**** The records

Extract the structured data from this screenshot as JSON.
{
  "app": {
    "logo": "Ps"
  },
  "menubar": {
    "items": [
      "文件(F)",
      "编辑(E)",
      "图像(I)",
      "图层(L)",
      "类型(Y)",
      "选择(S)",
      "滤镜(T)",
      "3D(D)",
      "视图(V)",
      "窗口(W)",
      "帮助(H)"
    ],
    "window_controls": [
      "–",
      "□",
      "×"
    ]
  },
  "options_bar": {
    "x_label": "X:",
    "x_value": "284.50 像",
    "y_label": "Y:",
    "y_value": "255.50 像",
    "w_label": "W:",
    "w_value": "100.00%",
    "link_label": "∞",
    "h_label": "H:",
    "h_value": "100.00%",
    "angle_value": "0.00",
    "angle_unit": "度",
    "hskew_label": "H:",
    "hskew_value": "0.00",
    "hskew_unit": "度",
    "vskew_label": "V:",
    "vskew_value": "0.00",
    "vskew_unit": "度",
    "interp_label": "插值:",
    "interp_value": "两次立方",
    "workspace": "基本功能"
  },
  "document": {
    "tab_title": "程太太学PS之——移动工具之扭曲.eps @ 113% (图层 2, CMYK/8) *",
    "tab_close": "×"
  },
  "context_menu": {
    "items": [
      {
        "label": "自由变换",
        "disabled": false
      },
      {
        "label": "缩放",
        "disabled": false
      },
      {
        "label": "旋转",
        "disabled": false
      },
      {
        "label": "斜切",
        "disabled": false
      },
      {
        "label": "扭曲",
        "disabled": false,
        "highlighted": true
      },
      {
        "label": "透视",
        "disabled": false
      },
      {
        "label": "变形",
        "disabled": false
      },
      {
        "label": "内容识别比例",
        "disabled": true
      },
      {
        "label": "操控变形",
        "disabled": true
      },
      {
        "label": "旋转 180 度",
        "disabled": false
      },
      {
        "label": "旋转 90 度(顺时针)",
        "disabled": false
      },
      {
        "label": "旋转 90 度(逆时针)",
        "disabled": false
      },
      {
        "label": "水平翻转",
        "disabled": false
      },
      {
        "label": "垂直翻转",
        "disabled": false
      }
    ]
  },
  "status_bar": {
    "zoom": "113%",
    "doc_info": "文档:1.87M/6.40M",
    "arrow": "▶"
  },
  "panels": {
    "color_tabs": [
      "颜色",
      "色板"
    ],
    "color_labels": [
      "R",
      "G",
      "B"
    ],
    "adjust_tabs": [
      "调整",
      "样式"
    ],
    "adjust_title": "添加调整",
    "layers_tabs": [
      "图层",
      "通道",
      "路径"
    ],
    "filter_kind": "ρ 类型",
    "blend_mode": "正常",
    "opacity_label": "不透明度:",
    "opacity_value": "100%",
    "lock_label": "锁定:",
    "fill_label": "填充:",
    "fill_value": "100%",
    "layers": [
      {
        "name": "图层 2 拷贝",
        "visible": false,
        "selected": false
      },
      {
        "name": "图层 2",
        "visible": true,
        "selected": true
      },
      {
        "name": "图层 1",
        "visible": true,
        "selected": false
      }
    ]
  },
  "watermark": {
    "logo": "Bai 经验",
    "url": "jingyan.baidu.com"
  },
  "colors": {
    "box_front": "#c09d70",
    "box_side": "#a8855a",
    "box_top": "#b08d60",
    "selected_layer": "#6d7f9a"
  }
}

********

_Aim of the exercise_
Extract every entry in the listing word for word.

_Exercise response_
Extract the structured data from this screenshot as JSON.
{
  "app": {
    "logo": "Ps"
  },
  "menubar": {
    "items": [
      "文件(F)",
      "编辑(E)",
      "图像(I)",
      "图层(L)",
      "类型(Y)",
      "选择(S)",
      "滤镜(T)",
      "3D(D)",
      "视图(V)",
      "窗口(W)",
      "帮助(H)"
    ],
    "window_controls": [
      "–",
      "□",
      "×"
    ]
  },
  "options_bar": {
    "x_label": "X:",
    "x_value": "284.50 像",
    "y_label": "Y:",
    "y_value": "255.50 像",
    "w_label": "W:",
    "w_value": "100.00%",
    "link_label": "∞",
    "h_label": "H:",
    "h_value": "100.00%",
    "angle_value": "0.00",
    "angle_unit": "度",
    "hskew_label": "H:",
    "hskew_value": "0.00",
    "hskew_unit": "度",
    "vskew_label": "V:",
    "vskew_value": "0.00",
    "vskew_unit": "度",
    "interp_label": "插值:",
    "interp_value": "两次立方",
    "workspace": "基本功能"
  },
  "document": {
    "tab_title": "程太太学PS之——移动工具之扭曲.eps @ 113% (图层 2, CMYK/8) *",
    "tab_close": "×"
  },
  "context_menu": {
    "items": [
      {
        "label": "自由变换",
        "disabled": false
      },
      {
        "label": "缩放",
        "disabled": false
      },
      {
        "label": "旋转",
        "disabled": false
      },
      {
        "label": "斜切",
        "disabled": false
      },
      {
        "label": "扭曲",
        "disabled": false,
        "highlighted": true
      },
      {
        "label": "透视",
        "disabled": false
      },
      {
        "label": "变形",
        "disabled": false
      },
      {
        "label": "内容识别比例",
        "disabled": true
      },
      {
        "label": "操控变形",
        "disabled": true
      },
      {
        "label": "旋转 180 度",
        "disabled": false
      },
      {
        "label": "旋转 90 度(顺时针)",
        "disabled": false
      },
      {
        "label": "旋转 90 度(逆时针)",
        "disabled": false
      },
      {
        "label": "水平翻转",
        "disabled": false
      },
      {
        "label": "垂直翻转",
        "disabled": false
      }
    ]
  },
  "status_bar": {
    "zoom": "113%",
    "doc_info": "文档:1.87M/6.40M",
    "arrow": "▶"
  },
  "panels": {
    "color_tabs": [
      "颜色",
      "色板"
    ],
    "color_labels": [
      "R",
      "G",
      "B"
    ],
    "adjust_tabs": [
      "调整",
      "样式"
    ],
    "adjust_title": "添加调整",
    "layers_tabs": [
      "图层",
      "通道",
      "路径"
    ],
    "filter_kind": "ρ 类型",
    "blend_mode": "正常",
    "opacity_label": "不透明度:",
    "opacity_value": "100%",
    "lock_label": "锁定:",
    "fill_label": "填充:",
    "fill_value": "100%",
    "layers": [
      {
        "name": "图层 2 拷贝",
        "visible": false,
        "selected": false
      },
      {
        "name": "图层 2",
        "visible": true,
        "selected": true
      },
      {
        "name": "图层 1",
        "visible": true,
        "selected": false
      }
    ]
  },
  "watermark": {
    "logo": "Bai 经验",
    "url": "jingyan.baidu.com"
  },
  "colors": {
    "box_front": "#c09d70",
    "box_side": "#a8855a",
    "box_top": "#b08d60",
    "selected_layer": "#6d7f9a"
  }
}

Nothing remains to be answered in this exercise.